- _Exercise objective_
Skip the pictures. Give all the data again exactly.

[[ Data provided, beginning ]]

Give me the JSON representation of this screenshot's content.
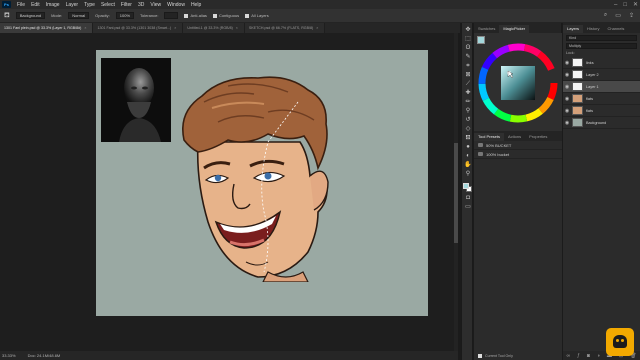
{
  "app": {
    "menu": [
      "File",
      "Edit",
      "Image",
      "Layer",
      "Type",
      "Select",
      "Filter",
      "3D",
      "View",
      "Window",
      "Help"
    ]
  },
  "options": {
    "preset": "Background",
    "mode_label": "Mode:",
    "mode_value": "Normal",
    "opacity_label": "Opacity:",
    "opacity_value": "100%",
    "tolerance_label": "Tolerance:",
    "anti_alias": "Anti-alias",
    "contiguous": "Contiguous",
    "all_layers": "All Layers"
  },
  "tabs": [
    {
      "label": "1301 Fanl plein.psd @ 33.3% (Layer 1, RGB/8#)",
      "active": true
    },
    {
      "label": "1301 Fanl.psd @ 33.3% (1301 3038 (Smart...)",
      "active": false
    },
    {
      "label": "Untitled-1 @ 33.3% (RGB/8)",
      "active": false
    },
    {
      "label": "SKETCH.psd @ 66.7% (FLATS, RGB/8)",
      "active": false
    }
  ],
  "status": {
    "zoom": "33.33%",
    "doc": "Doc: 24.1M/48.6M"
  },
  "color_panel": {
    "tabs": [
      "Swatches",
      "MagicPicker"
    ],
    "active_tab": "MagicPicker",
    "foreground": "#a4d8dc",
    "background": "#ffffff"
  },
  "tool_presets": {
    "tabs": [
      "Tool Presets",
      "Actions",
      "Properties"
    ],
    "items": [
      "50% BUCKET",
      "100% bucket"
    ],
    "current_tool_only": "Current Tool Only"
  },
  "layers": {
    "tabs": [
      "Layers",
      "History",
      "Channels"
    ],
    "kind_filter": "Kind",
    "blend_mode": "Multiply",
    "opacity": "Opacity: 100%",
    "fill": "Fill: 100%",
    "lock": "Lock:",
    "items": [
      {
        "name": "links",
        "selected": false,
        "thumb": "#f4f4f4"
      },
      {
        "name": "Layer 2",
        "selected": false,
        "thumb": "#f4f4f4"
      },
      {
        "name": "Layer 1",
        "selected": true,
        "thumb": "#f4f4f4"
      },
      {
        "name": "flats",
        "selected": false,
        "thumb": "#d4a07a"
      },
      {
        "name": "flats",
        "selected": false,
        "thumb": "#d4a07a"
      },
      {
        "name": "Background",
        "selected": false,
        "thumb": "#9aa9a3"
      }
    ]
  }
}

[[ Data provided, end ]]

- _Task answer_
Give me the JSON representation of this screenshot's content.
{
  "app": {
    "menu": [
      "File",
      "Edit",
      "Image",
      "Layer",
      "Type",
      "Select",
      "Filter",
      "3D",
      "View",
      "Window",
      "Help"
    ]
  },
  "options": {
    "preset": "Background",
    "mode_label": "Mode:",
    "mode_value": "Normal",
    "opacity_label": "Opacity:",
    "opacity_value": "100%",
    "tolerance_label": "Tolerance:",
    "anti_alias": "Anti-alias",
    "contiguous": "Contiguous",
    "all_layers": "All Layers"
  },
  "tabs": [
    {
      "label": "1301 Fanl plein.psd @ 33.3% (Layer 1, RGB/8#)",
      "active": true
    },
    {
      "label": "1301 Fanl.psd @ 33.3% (1301 3038 (Smart...)",
      "active": false
    },
    {
      "label": "Untitled-1 @ 33.3% (RGB/8)",
      "active": false
    },
    {
      "label": "SKETCH.psd @ 66.7% (FLATS, RGB/8)",
      "active": false
    }
  ],
  "status": {
    "zoom": "33.33%",
    "doc": "Doc: 24.1M/48.6M"
  },
  "color_panel": {
    "tabs": [
      "Swatches",
      "MagicPicker"
    ],
    "active_tab": "MagicPicker",
    "foreground": "#a4d8dc",
    "background": "#ffffff"
  },
  "tool_presets": {
    "tabs": [
      "Tool Presets",
      "Actions",
      "Properties"
    ],
    "items": [
      "50% BUCKET",
      "100% bucket"
    ],
    "current_tool_only": "Current Tool Only"
  },
  "layers": {
    "tabs": [
      "Layers",
      "History",
      "Channels"
    ],
    "kind_filter": "Kind",
    "blend_mode": "Multiply",
    "opacity": "Opacity: 100%",
    "fill": "Fill: 100%",
    "lock": "Lock:",
    "items": [
      {
        "name": "links",
        "selected": false,
        "thumb": "#f4f4f4"
      },
      {
        "name": "Layer 2",
        "selected": false,
        "thumb": "#f4f4f4"
      },
      {
        "name": "Layer 1",
        "selected": true,
        "thumb": "#f4f4f4"
      },
      {
        "name": "flats",
        "selected": false,
        "thumb": "#d4a07a"
      },
      {
        "name": "flats",
        "selected": false,
        "thumb": "#d4a07a"
      },
      {
        "name": "Background",
        "selected": false,
        "thumb": "#9aa9a3"
      }
    ]
  }
}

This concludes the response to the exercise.